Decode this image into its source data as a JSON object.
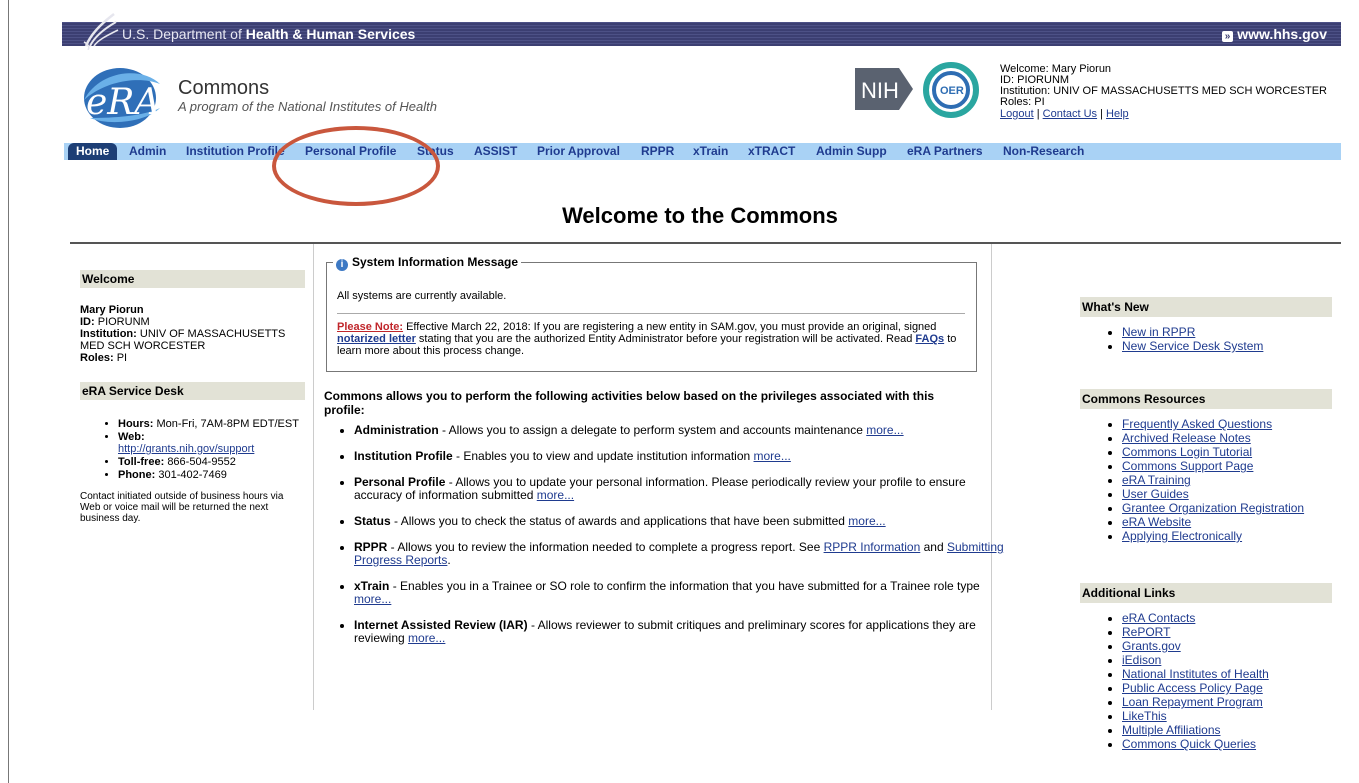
{
  "hhs": {
    "label_prefix": "U.S. Department of",
    "label_bold": "Health & Human Services",
    "link": "www.hhs.gov"
  },
  "header": {
    "app_title": "Commons",
    "app_subtitle": "A program of the National Institutes of Health",
    "logo_text": "eRA",
    "nih_text": "NIH",
    "oer_text": "OER"
  },
  "user": {
    "welcome": "Welcome: Mary Piorun",
    "id": "ID: PIORUNM",
    "institution": "Institution: UNIV OF MASSACHUSETTS MED SCH WORCESTER",
    "roles": "Roles:  PI",
    "logout": "Logout",
    "sep": "|",
    "contact": "Contact Us",
    "help": "Help"
  },
  "nav": {
    "home": "Home",
    "items": [
      "Admin",
      "Institution Profile",
      "Personal Profile",
      "Status",
      "ASSIST",
      "Prior Approval",
      "RPPR",
      "xTrain",
      "xTRACT",
      "Admin Supp",
      "eRA Partners",
      "Non-Research"
    ]
  },
  "page_title": "Welcome to the Commons",
  "left": {
    "welcome_header": "Welcome",
    "name": "Mary Piorun",
    "id_label": "ID:",
    "id_value": "PIORUNM",
    "inst_label": "Institution:",
    "inst_value": "UNIV OF MASSACHUSETTS MED SCH WORCESTER",
    "roles_label": "Roles:",
    "roles_value": "PI",
    "desk_header": "eRA Service Desk",
    "hours_label": "Hours:",
    "hours_value": "Mon-Fri, 7AM-8PM EDT/EST",
    "web_label": "Web:",
    "web_value": "http://grants.nih.gov/support",
    "tollfree_label": "Toll-free:",
    "tollfree_value": "866-504-9552",
    "phone_label": "Phone:",
    "phone_value": "301-402-7469",
    "contact_note": "Contact initiated outside of business hours via Web or voice mail will be returned the next business day."
  },
  "sysmsg": {
    "title": "System Information Message",
    "available": "All systems are currently available.",
    "note_label": "Please Note:",
    "note_text1": "Effective March 22, 2018: If you are registering a new entity in SAM.gov, you must provide an original, signed",
    "note_link1": "notarized letter",
    "note_text2": "stating that you are the authorized Entity Administrator before your registration will be activated. Read",
    "note_link2": "FAQs",
    "note_text3": "to learn more about this process change."
  },
  "intro": "Commons allows you to perform the following activities below based on the privileges associated with this profile:",
  "activities": [
    {
      "title": "Administration",
      "desc": " - Allows you to assign a delegate to perform system and accounts maintenance ",
      "more": "more..."
    },
    {
      "title": "Institution Profile",
      "desc": " - Enables you to view and update institution information ",
      "more": "more..."
    },
    {
      "title": "Personal Profile",
      "desc": " - Allows you to update your personal information. Please periodically review your profile to ensure accuracy of information submitted ",
      "more": "more..."
    },
    {
      "title": "Status",
      "desc": " - Allows you to check the status of awards and applications that have been submitted ",
      "more": "more..."
    },
    {
      "title": "RPPR",
      "desc": " - Allows you to review the information needed to complete a progress report. See ",
      "link1": "RPPR Information",
      "mid": " and ",
      "link2": "Submitting Progress Reports",
      "end": "."
    },
    {
      "title": "xTrain",
      "desc": " - Enables you in a Trainee or SO role to confirm the information that you have submitted for a Trainee role type ",
      "more": "more..."
    },
    {
      "title": "Internet Assisted Review (IAR)",
      "desc": " - Allows reviewer to submit critiques and preliminary scores for applications they are reviewing ",
      "more": "more..."
    }
  ],
  "right": {
    "whats_new": {
      "title": "What's New",
      "links": [
        "New in RPPR",
        "New Service Desk System"
      ]
    },
    "resources": {
      "title": "Commons Resources",
      "links": [
        "Frequently Asked Questions",
        "Archived Release Notes",
        "Commons Login Tutorial",
        "Commons Support Page",
        "eRA Training",
        "User Guides",
        "Grantee Organization Registration",
        "eRA Website",
        "Applying Electronically"
      ]
    },
    "additional": {
      "title": "Additional Links",
      "links": [
        "eRA Contacts",
        "RePORT",
        "Grants.gov",
        "iEdison",
        "National Institutes of Health",
        "Public Access Policy Page",
        "Loan Repayment Program",
        "LikeThis",
        "Multiple Affiliations",
        "Commons Quick Queries"
      ]
    }
  },
  "colors": {
    "banner": "#3c3f72",
    "nav_bg": "#a9d2f5",
    "nav_text": "#1f3b8f",
    "home_tab": "#1d3e75",
    "highlight_oval": "#c9573d",
    "note_red": "#c0262b"
  }
}
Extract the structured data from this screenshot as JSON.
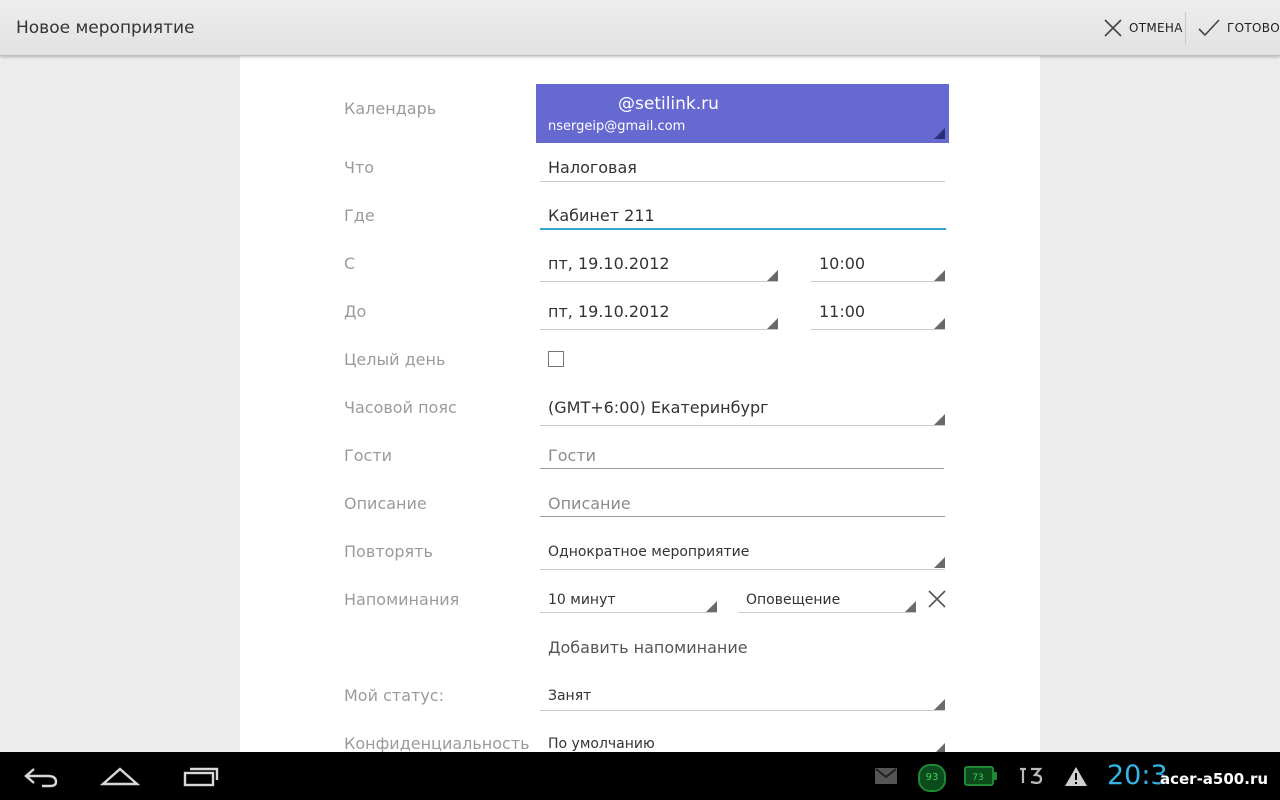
{
  "actionbar": {
    "title": "Новое мероприятие",
    "cancel_label": "ОТМЕНА",
    "done_label": "ГОТОВО"
  },
  "form": {
    "calendar": {
      "label": "Календарь",
      "name": "@setilink.ru",
      "account": "nsergeip@gmail.com",
      "color": "#6569d0"
    },
    "what": {
      "label": "Что",
      "value": "Налоговая"
    },
    "where": {
      "label": "Где",
      "value": "Кабинет 211"
    },
    "from": {
      "label": "С",
      "date": "пт, 19.10.2012",
      "time": "10:00"
    },
    "to": {
      "label": "До",
      "date": "пт, 19.10.2012",
      "time": "11:00"
    },
    "all_day": {
      "label": "Целый день",
      "checked": false
    },
    "timezone": {
      "label": "Часовой пояс",
      "value": "(GMT+6:00) Екатеринбург"
    },
    "guests": {
      "label": "Гости",
      "placeholder": "Гости"
    },
    "description": {
      "label": "Описание",
      "placeholder": "Описание"
    },
    "repeat": {
      "label": "Повторять",
      "value": "Однократное мероприятие"
    },
    "reminders": {
      "label": "Напоминания",
      "time": "10 минут",
      "method": "Оповещение",
      "add_label": "Добавить напоминание"
    },
    "status": {
      "label": "Мой статус:",
      "value": "Занят"
    },
    "privacy": {
      "label": "Конфиденциальность",
      "value": "По умолчанию"
    }
  },
  "statusbar": {
    "clock": "20:3",
    "gmail_icon": "gmail-icon",
    "badge1": "93",
    "battery_level": "73",
    "watermark": "acer-a500.ru",
    "accent": "#33b5e5"
  }
}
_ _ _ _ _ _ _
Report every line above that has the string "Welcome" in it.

    "welcome": "Welcome: Mary Piorun",
  "page_title": "Welcome to the Commons",
    "welcome_header": "Welcome",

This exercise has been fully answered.